Inform Lykos: Profile of Greek Company Tasked With Ksh3 Billion Ballot Papers Tender

  • A collage image of Inform Lykos plant in Greece (LEFT) and 2013 presidential election ballot papers (RIGHT).
    A collage image of Inform Lykos plant in Greece (LEFT) and 2013 presidential election ballot papers (RIGHT).
  • In April, the Independent Electoral and Boundaries Commission (IEBC) awarded a Greek company, Inform Lykos, a Ksh3 billion tender to print ballot papers for the August 9 polls.

    However, little is known about the firm despite landing a vital tender ahead of the polls. has established that the company was founded in 1897 and currently has three manufacturing plants based in Greece, Romania and Albania.

    The company deals in digital printing, security printing and the distribution of digital documents among them data processing.

    A sample of an IEBC ballot paper.
    A sample of an IEBC ballot paper.

    The company is run by Manolis Kontos who serves as the Managing Director and Panagiotis Spyropoulos who serves as the company's President.

    Over the years, Lykos has worked with reputable companies securing multi-million deals with companies such as Vodafone, Allianz and TNT.

    "We provide products and services for the secure management of documents and information, innovating in the digital transformation of companies and organizations by providing highly specialized solutions," read a statement by the company.

    According to the company's financial records, the firm generated revenue of over Ksh9 billion in 2021.

    However, IEBC's decision to award it the lucrative tender has been criticised by a section of the political class given their involvement in delays of the Nigerian elections in 2019.

    In 2019, the electoral body postponed the presidential polls for close to one week citing the delays in implementing come of the logistics that were needed for the polls.

    However, the company has denied the claims stating that the Nigerian Commission did not directly link them to the delays that were experienced.

    During a consultative meeting between presidential candidates on Wednesday, June 29, IEBC maintained that the company was up to the task to deliver over 200 million ballot papers.

    Additionally, IEBC through Commissioner Prof Addi Guliye defended the company by downplaying concerns over the delivery of ballot papers even as they stated that the firm had a better capacity than Dubai-based, Al Ghurair Group, which was contracted in 2017.

    "In 2017, I visited Al Ghurair severally and having headed the opportunity this firm, I can say that they have twice the capacity.
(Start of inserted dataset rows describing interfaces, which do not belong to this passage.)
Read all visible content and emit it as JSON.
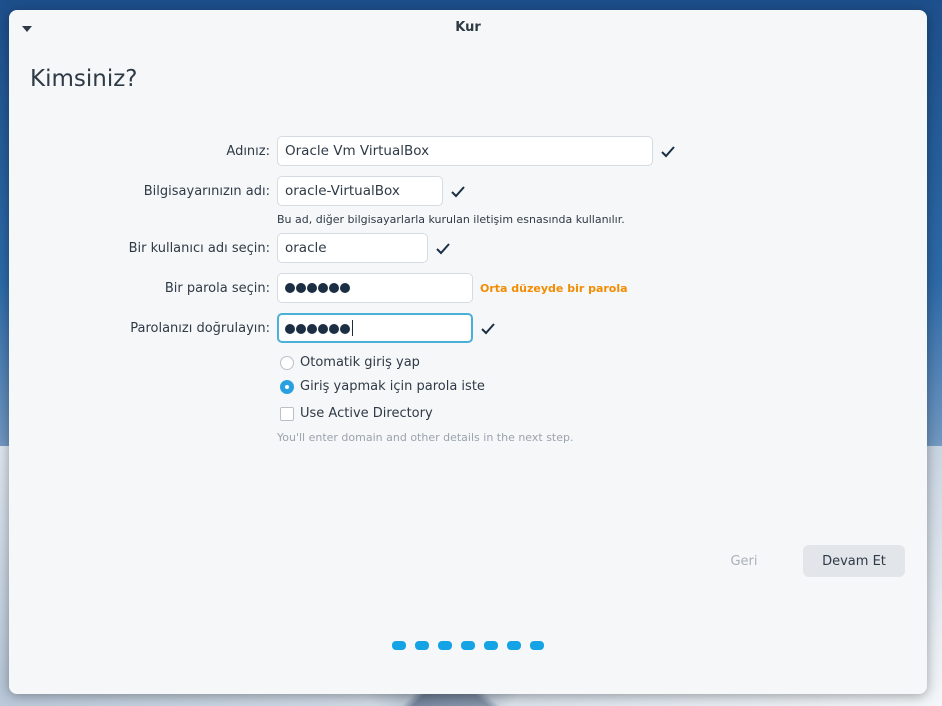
{
  "window": {
    "title": "Kur"
  },
  "page": {
    "heading": "Kimsiniz?"
  },
  "form": {
    "name": {
      "label": "Adınız:",
      "value": "Oracle Vm VirtualBox"
    },
    "computer": {
      "label": "Bilgisayarınızın adı:",
      "value": "oracle-VirtualBox",
      "hint": "Bu ad, diğer bilgisayarlarla kurulan iletişim esnasında kullanılır."
    },
    "username": {
      "label": "Bir kullanıcı adı seçin:",
      "value": "oracle"
    },
    "password": {
      "label": "Bir parola seçin:",
      "masked_length": 6,
      "strength": "Orta düzeyde bir parola"
    },
    "confirm": {
      "label": "Parolanızı doğrulayın:",
      "masked_length": 6
    },
    "login_options": [
      {
        "label": "Otomatik giriş yap",
        "selected": false
      },
      {
        "label": "Giriş yapmak için parola iste",
        "selected": true
      }
    ],
    "active_directory": {
      "label": "Use Active Directory",
      "checked": false,
      "hint": "You'll enter domain and other details in the next step."
    }
  },
  "buttons": {
    "back": "Geri",
    "next": "Devam Et"
  },
  "pager": {
    "total": 7
  },
  "colors": {
    "accent": "#14a4e6",
    "strength_warning": "#f28c00",
    "focus_border": "#4ab0d8"
  }
}
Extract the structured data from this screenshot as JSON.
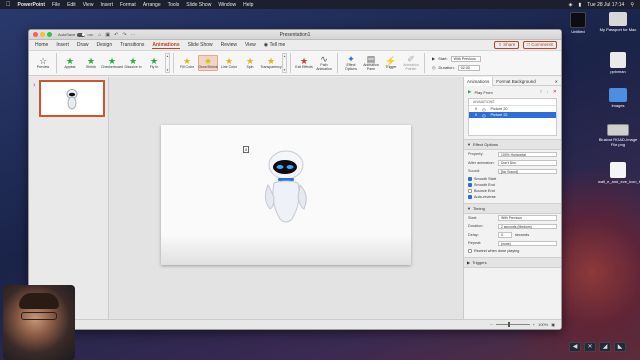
{
  "menubar": {
    "app": "PowerPoint",
    "items": [
      "File",
      "Edit",
      "View",
      "Insert",
      "Format",
      "Arrange",
      "Tools",
      "Slide Show",
      "Window",
      "Help"
    ],
    "clock": "Tue 28 Jul  17:14"
  },
  "desktop": {
    "icons": [
      {
        "label": "Untitled"
      },
      {
        "label": "My Passport for Mac"
      },
      {
        "label": "pptxman"
      },
      {
        "label": "Images"
      },
      {
        "label": "Blusbot ROAD-Image File.png"
      },
      {
        "label": "wall_e_and_eve_icon_by_da...pxrs.png"
      }
    ]
  },
  "window": {
    "title": "Presentation1",
    "autosave_label": "AutoSave",
    "autosave_state": "OFF",
    "tabs": [
      "Home",
      "Insert",
      "Draw",
      "Design",
      "Transitions",
      "Animations",
      "Slide Show",
      "Review",
      "View"
    ],
    "active_tab": "Animations",
    "tell_me": "Tell me",
    "share": "Share",
    "comments": "Comments"
  },
  "ribbon": {
    "preview": "Preview",
    "effects": [
      "Appear",
      "Shrink",
      "Checkerboard",
      "Dissolve In",
      "Fly In",
      "Fill Color",
      "Grow/Shrink",
      "Line Color",
      "Spin",
      "Transparency"
    ],
    "tools": [
      "Exit Effects",
      "Path Animation",
      "Effect Options",
      "Animation Pane",
      "Trigger",
      "Animation Painter"
    ],
    "start_label": "Start:",
    "start_value": "With Previous",
    "duration_label": "Duration:",
    "duration_value": "02.00"
  },
  "slide": {
    "number": "1",
    "label_top": "0",
    "label_bottom": "0"
  },
  "pane": {
    "tabs": [
      "Animations",
      "Format Background"
    ],
    "play_from": "Play From",
    "list_header": "ANIMATIONS",
    "items": [
      {
        "num": "0",
        "name": "Picture 20"
      },
      {
        "num": "0",
        "name": "Picture 22"
      }
    ],
    "effect_options_title": "Effect Options",
    "property_label": "Property:",
    "property_value": "100% Horizontal",
    "after_anim_label": "After animation:",
    "after_anim_value": "Don't Dim",
    "sound_label": "Sound:",
    "sound_value": "[No Sound]",
    "checks": [
      {
        "label": "Smooth Start",
        "on": true
      },
      {
        "label": "Smooth End",
        "on": true
      },
      {
        "label": "Bounce End",
        "on": false
      },
      {
        "label": "Auto-reverse",
        "on": true
      }
    ],
    "timing_title": "Timing",
    "timing_start_label": "Start:",
    "timing_start_value": "With Previous",
    "duration_label": "Duration:",
    "duration_value": "2 seconds (Medium)",
    "delay_label": "Delay:",
    "delay_value": "0",
    "delay_unit": "seconds",
    "repeat_label": "Repeat:",
    "repeat_value": "(none)",
    "rewind_label": "Rewind when done playing",
    "triggers_title": "Triggers"
  },
  "status": {
    "zoom": "100%"
  }
}
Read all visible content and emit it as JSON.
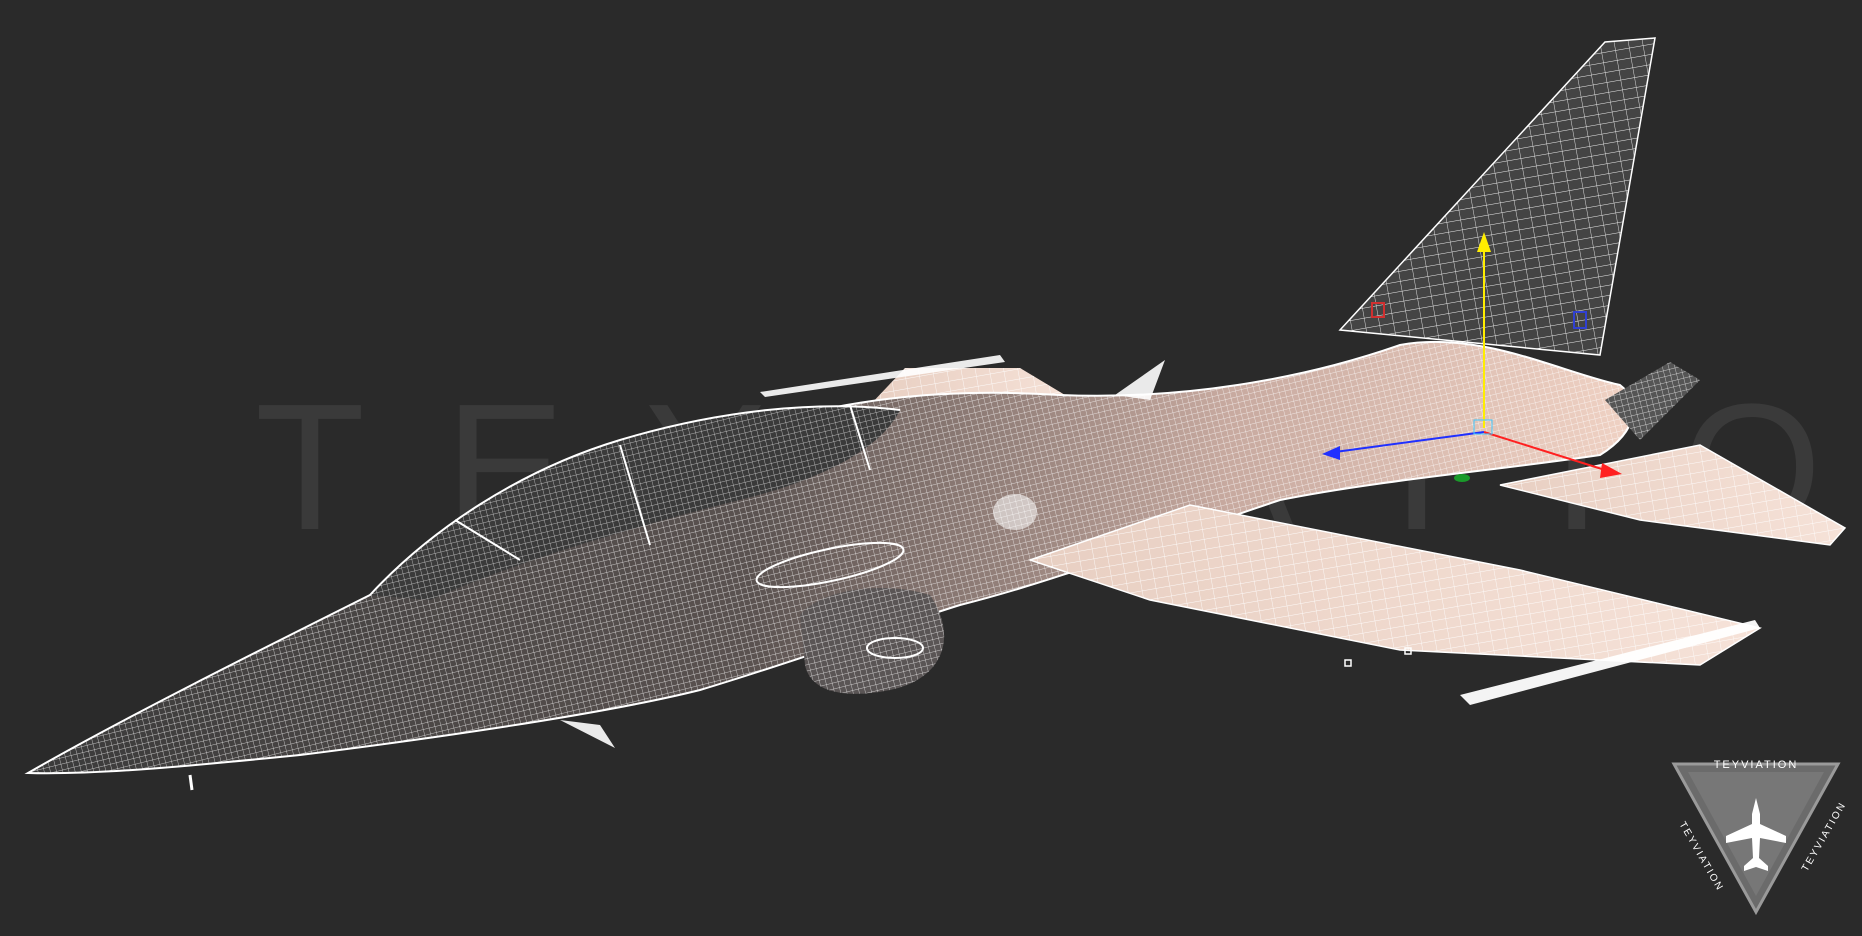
{
  "viewport": {
    "background_color": "#2a2a2a",
    "wireframe_color": "#ffffff",
    "surface_tint": "#f3d6c8"
  },
  "watermark": {
    "text": "TEYVIATION"
  },
  "gizmo": {
    "y_axis_color": "#ffee00",
    "x_axis_color": "#ff2020",
    "z_axis_color": "#2030ff",
    "marker_color": "#1a9a2a"
  },
  "logo": {
    "top_text": "TEYVIATION",
    "left_text": "TEYVIATION",
    "right_text": "TEYVIATION",
    "fill_color": "#6b6b6b",
    "border_color": "#9a9a9a"
  }
}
They have the main facility in Athens and the second facility in Romania which has the same equipment and is used as a backup site.

    "They do more business that the little contract we have given them. and are listed in Athens stock exchange and I do not think they will engage in any fishy business," he stated.

    Guliye added that ballot papers will not be tempered by citing various security measures the company had put in place. He stated that they were banned from carrying any electronic device during their tour.

    File photo of Kenyans in a queue waiting to cast their vote in a past election.
    File photo of Kenyans in a queue waiting to cast their vote in the 2017 General Election.